– So KAMRA is great. It acts like a camera. So think about that. And it’s been performed worldwide. Already in 20,000 patients over the last 10 years. And in April 2015 this year it’s finally come to the United States. So my patients have access to this technology. And it works like we create a little pocket in the cornea using a laser similar to the lasik laser. And the surgeon that implants this tiny device. It’s smaller and thinner than a contact lens. It’s about a tenth of a thickness of a hair strand. And it has a pinhole effect. And it works like a camera – increases your depth of focus, your reins of vision. So you can have distance vision, intermediate vision, near vision. Seamless, without having to put on reading glasses. So it gives the full range of vision. And you don’t lose the distance vision day or night that you would with like a mono vision set up in contact lenses.
– Okay, how long does a procedure like that taken? Is there downtime with it? And see this is an example of a before and an after. Cuz the before on the left that’s exactly how my phone looks. Such as I’m holding it too close.
– It’s great so your arms are too long. And now they’re going to be the normal length again.
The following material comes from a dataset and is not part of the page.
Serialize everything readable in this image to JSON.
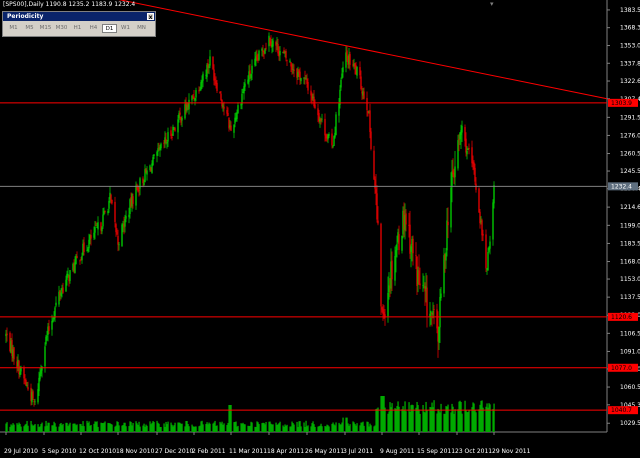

So it’s a ten to fifteen minute procedure in the office. Done as an outpatient. You need a driver just that day we put drops in the eye to numb the eye. So there are no shots or needles in the eye there’s no IVs. And we put it in one eye even though it’s not mono vision. And both eyes work together and you go home, take a nap. The next day you can drive. And you’re back to doing normal activity within one to two days. And you really see the effects maximally one week to one month. You know, healing can vary from patient to patient. But within one month you’re back doing everything you wanted to do. Active lifestyle being young and youthful again.
– You only put it in one eye?
– Right. So it goes in one eye and everybody thinks that’s mono vision that’s typically mono vision. One eye distance, one eye near. The way the camera works. We put it in your non-dominant eye. And so the brain works as the brain is what does the seeing and eyes transmit the image to the brain. So the brain automatically adapts. And the dominant eye takes over for distance and it works seamlessly.
– No way… It only goes in one eye… That is fascinating! I’m so done people are able to really give up the reading glasses. Is it a permanent fix?
– It’s permanent fix and we all develop cataracts later in life. And so it’s a great bridge to when we get cataracts. And then we have technology that can continue to fix reading glasses when we add the cataract age.
– That is amazing! Ok so, one thing I want to mention really quickly is that you’re running a charitable program as well as a special promotion, right?
– Yeah this is really great for a local community. It’s called KAMRA Karma and what we do is for all those people who have KAMRA, we actually take their reading glasses they don’t need any more. And we donate it to those people who need reading glasses in the community.
– That’s awesome! I like that! So you can give up bring them all in, right? All right, here’s the way your promotion works too. Because for the first 10 people who call Jacksoneye and mentioned the morning blend will receive a five-hundred-dollar savings on the procedure. And again it’s called KAMRA it’s spelled K.A.M.R.A and you can reach the people at Jacksoneye, myJacksoneye by going to 847-3560-700 or online. It’s myjacksoneye.com. Great to meet you.
– Great for everything today.
– Yeah, it’s fascinating! Thank you so much!
– Thank you!